Rupi Kaur & Hilda Doolittle
Simple, Concise Use of Imagery
When Rupi Kaur first started posting her poetry on Instagram readers loved the honesty, simplicity, and ease of her poems – not to mention her added illustrations. She can say so much in so little space. However, when her poetry gained popularity, she was highly criticized for her work, even though it greatly influenced the creation of a new movement of poetry.
Hilda Doolittle, better known as H.D., created the imagist movement that lasted from 1913 to 1917. Like Kaur, she was severely criticized for her work to the point where she was not recognized as the leader of the movement. Her poems were simple but powerful, concise but descriptive. They painted a clear image in the mind of the reader in only a few lines.
While H.D. didn’t add actual images to her poems, she and Kaur are masters of the simplistic poem. Kaur’s poetry likely wouldn’t be considered imagist poetry. However, where Kaur offers an illustration with her poetry, H.D. offers a verbal image with her own.
Morgan Parker & Langston Hughes
Poetry about Black Life
Morgan Parker’s poems are edgy, beautiful, and funny, while also looking at serious issues that Black Americans face every day. She points out the patterns and themes of loneliness, grief, and ancestral trauma seen every day in America. Parker’s poetry is part personal story, part political statement.
As a central figure in the Harlem Renaissance Langston Hughes was known for being an honest writer. He focused on the joys and hardships of being a Black man, while avoiding idealization and stereotypes. Because of this, his early poetry was thought to showcase an unattractive view of life.
While critics didn’t care for the portrait of the world Hughes painted, readers did. He wrote about the everyday people and they loved his poetry for it. They saw themselves in it, much like readers today see themselves in Parker’s work.
Jessica Q Stark & Marianne Moore
Animals and Social Commentary
Jessica Q Stark’s debut poetry collection Savage Pageant looks at a closed Hollywood zoo and comments on the American spectacle. Using the zoo, she connects its savage history with that of celebrity culture, animal cruelty, racist taxonomies, and ecological violence.
Marianne Moore wrote an impressive collection of animal poems. Sometimes considered her most complex poems, she looks at animals in a very scientific way. Instead of giving animals human characteristics, she simply writes the animals in a way that reflects their natural qualities. She became a master of science poetry.

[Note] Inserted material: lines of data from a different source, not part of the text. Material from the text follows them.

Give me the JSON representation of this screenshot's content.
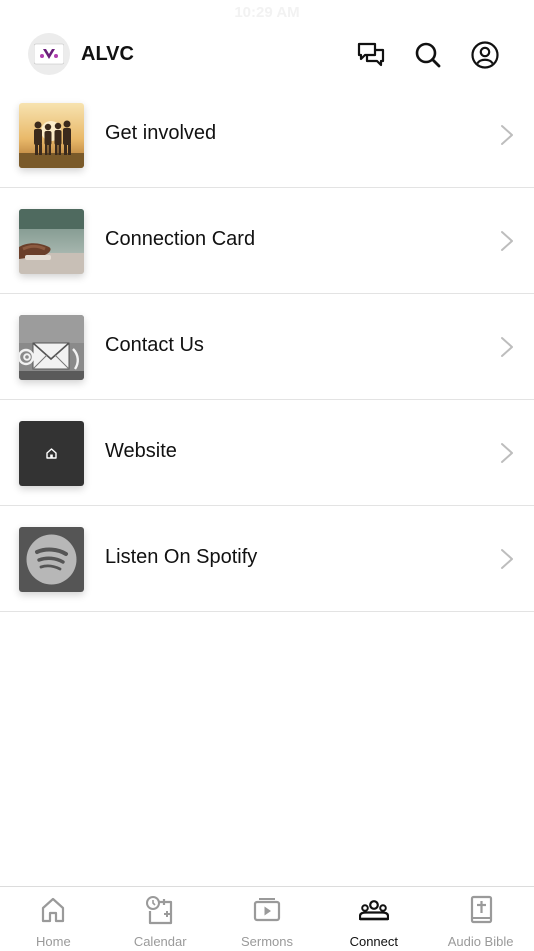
{
  "status_bar": {
    "time": "10:29 AM"
  },
  "header": {
    "title": "ALVC",
    "logo_text": "ALVC",
    "icons": [
      "chat-icon",
      "search-icon",
      "account-icon"
    ]
  },
  "menu": {
    "items": [
      {
        "label": "Get involved",
        "thumb": "people-sunset-photo"
      },
      {
        "label": "Connection Card",
        "thumb": "hands-nature-photo"
      },
      {
        "label": "Contact Us",
        "thumb": "mail-envelope-photo"
      },
      {
        "label": "Website",
        "thumb": "home-icon"
      },
      {
        "label": "Listen On Spotify",
        "thumb": "spotify-icon"
      }
    ]
  },
  "tabbar": {
    "active": "Connect",
    "tabs": [
      {
        "label": "Home",
        "icon": "home-icon"
      },
      {
        "label": "Calendar",
        "icon": "calendar-icon"
      },
      {
        "label": "Sermons",
        "icon": "play-icon"
      },
      {
        "label": "Connect",
        "icon": "group-icon"
      },
      {
        "label": "Audio Bible",
        "icon": "bible-icon"
      }
    ]
  },
  "colors": {
    "text": "#111111",
    "muted": "#9a9a9a",
    "divider": "#e3e3e3",
    "logo_purple": "#6a1f7a"
  }
}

While Moore’s animal poems focused on the true lives of the animals, she was not shy to compare their lives to that of humans. In “The Pangolin,” she outright questions man’s ability to be happy while living a life chasing happiness. Stark and Moore expertly capture man’s flaws through nature’s beauty.
Amanda Lovelace & Eavan Boland

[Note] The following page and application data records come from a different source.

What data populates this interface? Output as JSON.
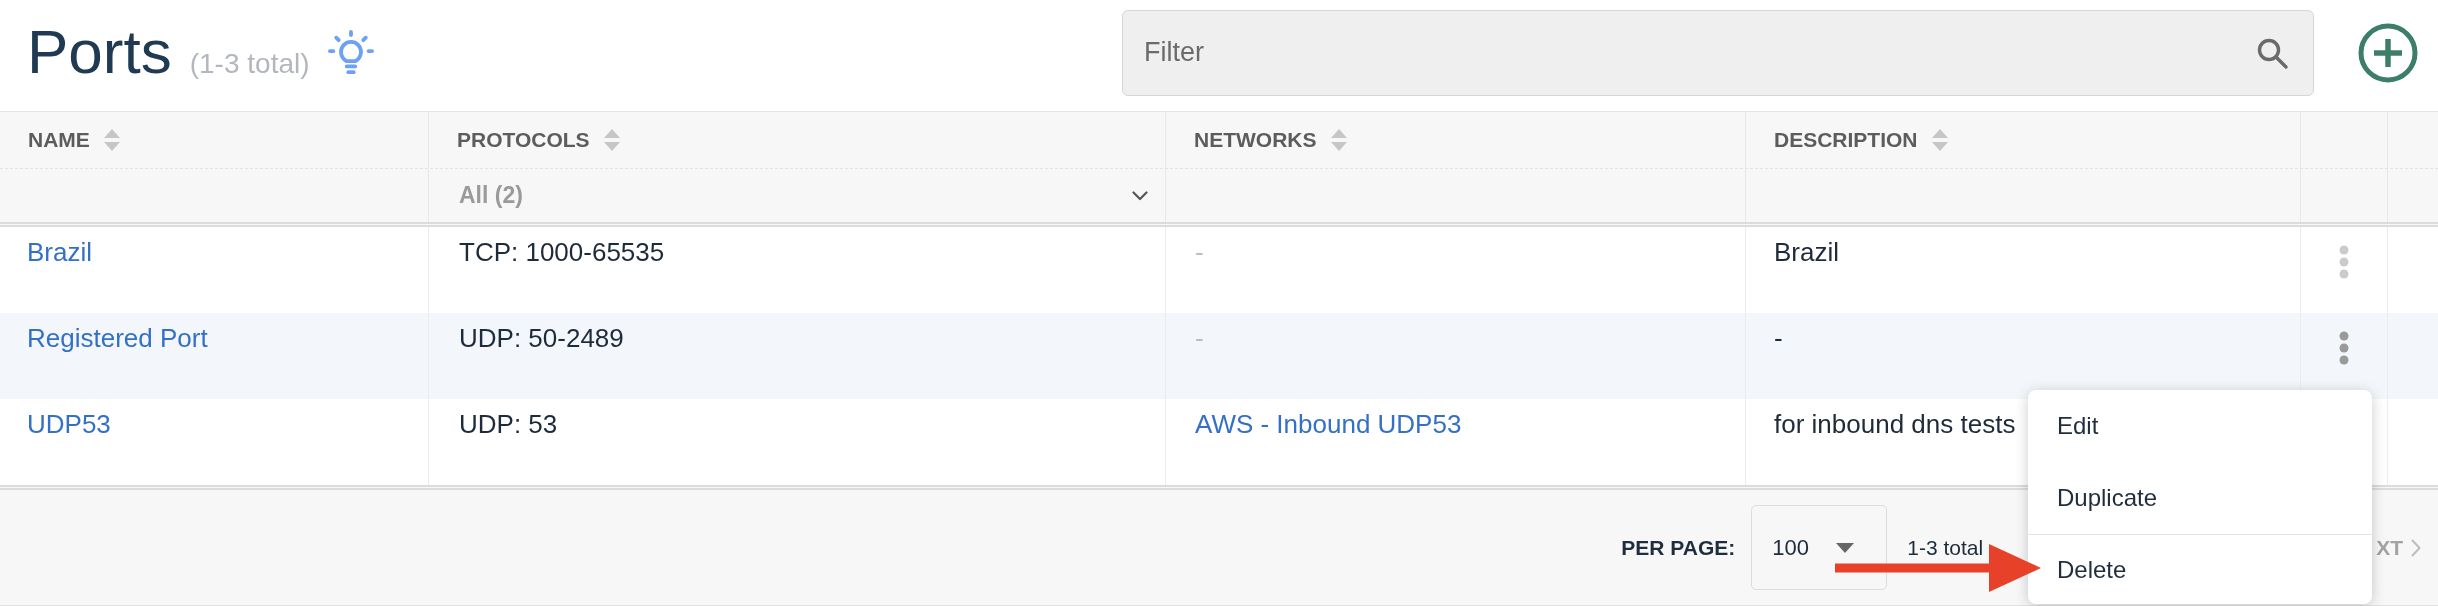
{
  "header": {
    "title": "Ports",
    "count": "(1-3 total)"
  },
  "filter": {
    "placeholder": "Filter"
  },
  "table": {
    "columns": [
      {
        "label": "NAME",
        "sortable": true
      },
      {
        "label": "PROTOCOLS",
        "sortable": true,
        "filter": "All (2)"
      },
      {
        "label": "NETWORKS",
        "sortable": true
      },
      {
        "label": "DESCRIPTION",
        "sortable": true
      }
    ],
    "rows": [
      {
        "name": "Brazil",
        "protocols": "TCP: 1000-65535",
        "networks": {
          "kind": "empty",
          "text": "-"
        },
        "description": "Brazil",
        "highlighted": false,
        "menu_open": false
      },
      {
        "name": "Registered Port",
        "protocols": "UDP: 50-2489",
        "networks": {
          "kind": "empty",
          "text": "-"
        },
        "description": "-",
        "highlighted": true,
        "menu_open": true
      },
      {
        "name": "UDP53",
        "protocols": "UDP: 53",
        "networks": {
          "kind": "link",
          "text": "AWS - Inbound UDP53"
        },
        "description": "for inbound dns tests",
        "highlighted": false,
        "menu_open": false
      }
    ]
  },
  "row_menu": {
    "groups": [
      [
        {
          "label": "Edit"
        },
        {
          "label": "Duplicate"
        }
      ],
      [
        {
          "label": "Delete"
        }
      ]
    ]
  },
  "footer": {
    "per_page_label": "PER PAGE:",
    "per_page": "100",
    "range": "1-3 total",
    "next": {
      "label": "XT",
      "disabled": true
    }
  }
}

Fairy Tales as Backdrops for Personal Struggles
Amanda Lovelace is known for her fairy tale inspired poetry collections. She now has two series that follow that theme. But what makes her poetry so relatable, is how she is able to connect the tales to modern life. The struggles of the heroines are struggles that she personally faced. They are struggles that her readers are also facing.
Irish poet Eavan Boland also took from fairy tales in her poetry, and like Lovelace, she connected those fictional struggles to her own. Boland was a female poet who boldly wrote in a predominantly male space. She dared to raise her voice where many believed it didn’t belong. What’s more, she openly discussed topics of motherhood, feminism, and life as a woman.
Both Boland and Lovelace’s poetic re-working of fairy tales comment on everything from domestic violence to cancer to feminism. While their styles, struggles, and stories might be different, they are certainly complementary.
Do you know any other new and classic poets that have similar styles? Or write about similar topics? Who would you pair these new or classic poets with?
Featured image via Unsplash by Micheile Henderson.